The Obligatory Snow Poem
The sky is ashen-faced in the aftermath of snow,
and I don't want to go outside today.
Sitting at my desk I am muse-less,
with the silent and the unsilent:
my unknocked door and the window-frame
that clucks like a comely nun
when the water on the panes gets too much.
I have spent the afternoon in 1961,
and out on the quad I think I witness
Adolf Eichmann building a snowman.
The unwritten and the written:
my eight-thousand words,
and a copy of 'On the Road'
that will outlast us both.
The ordinary and the unordinary:
on my way to Tesco, Eichmann
asks me for a light and I soon forget his face.
This time last year I had my muse amputated;
tied the tourniquet with my teeth,
administered the anaesthetic, and went
through the motions like a somnambulist.
I hold the phone to my ear like a grey shell,
wondering if I will hear the sound of his voice
come rushing back like the sea.
Everything is unenduring.
At night I think sleet-thoughts that don't have
enough substance to become something beautiful;

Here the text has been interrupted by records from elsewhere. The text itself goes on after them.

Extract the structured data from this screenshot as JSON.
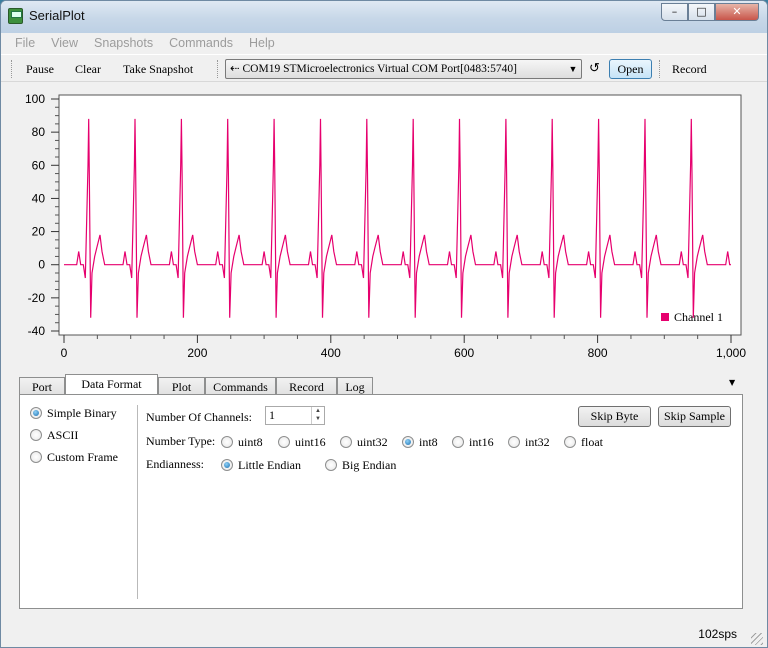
{
  "window": {
    "title": "SerialPlot",
    "min": "–",
    "max": "□",
    "close": "✕"
  },
  "menu": [
    "File",
    "View",
    "Snapshots",
    "Commands",
    "Help"
  ],
  "toolbar": {
    "pause": "Pause",
    "clear": "Clear",
    "snapshot": "Take Snapshot",
    "port": "COM19 STMicroelectronics Virtual COM Port[0483:5740]",
    "open": "Open",
    "record": "Record"
  },
  "chart_data": {
    "type": "line",
    "xlim": [
      0,
      1000
    ],
    "ylim": [
      -40,
      100
    ],
    "x_ticks": [
      "0",
      "200",
      "400",
      "600",
      "800",
      "1,000"
    ],
    "y_ticks": [
      "100",
      "80",
      "60",
      "40",
      "20",
      "0",
      "-20",
      "-40"
    ],
    "legend": {
      "position": "bottom-right"
    },
    "series": [
      {
        "name": "Channel 1",
        "color": "#e6006e",
        "beat_period": 69.5,
        "first_peak_x": 37,
        "beat_template": [
          [
            -24,
            0
          ],
          [
            -18,
            0
          ],
          [
            -15,
            8
          ],
          [
            -12,
            0
          ],
          [
            -8,
            0
          ],
          [
            -5,
            -8
          ],
          [
            -1,
            60
          ],
          [
            0,
            88
          ],
          [
            1,
            55
          ],
          [
            3,
            -32
          ],
          [
            5,
            -5
          ],
          [
            9,
            5
          ],
          [
            12,
            10
          ],
          [
            17,
            18
          ],
          [
            20,
            8
          ],
          [
            24,
            0
          ],
          [
            30,
            0
          ]
        ],
        "x_range": [
          0,
          1000
        ]
      }
    ]
  },
  "tabs": [
    "Port",
    "Data Format",
    "Plot",
    "Commands",
    "Record",
    "Log"
  ],
  "active_tab": "Data Format",
  "frame_formats": [
    "Simple Binary",
    "ASCII",
    "Custom Frame"
  ],
  "selected_format": "Simple Binary",
  "channels": {
    "label": "Number Of Channels:",
    "value": "1"
  },
  "number_type": {
    "label": "Number Type:",
    "options": [
      "uint8",
      "uint16",
      "uint32",
      "int8",
      "int16",
      "int32",
      "float"
    ],
    "selected": "int8"
  },
  "endianness": {
    "label": "Endianness:",
    "options": [
      "Little Endian",
      "Big Endian"
    ],
    "selected": "Little Endian"
  },
  "buttons": {
    "skip_byte": "Skip Byte",
    "skip_sample": "Skip Sample"
  },
  "status": {
    "sps": "102sps"
  }
}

like everything else they get washed away
in the forgiving morning rain.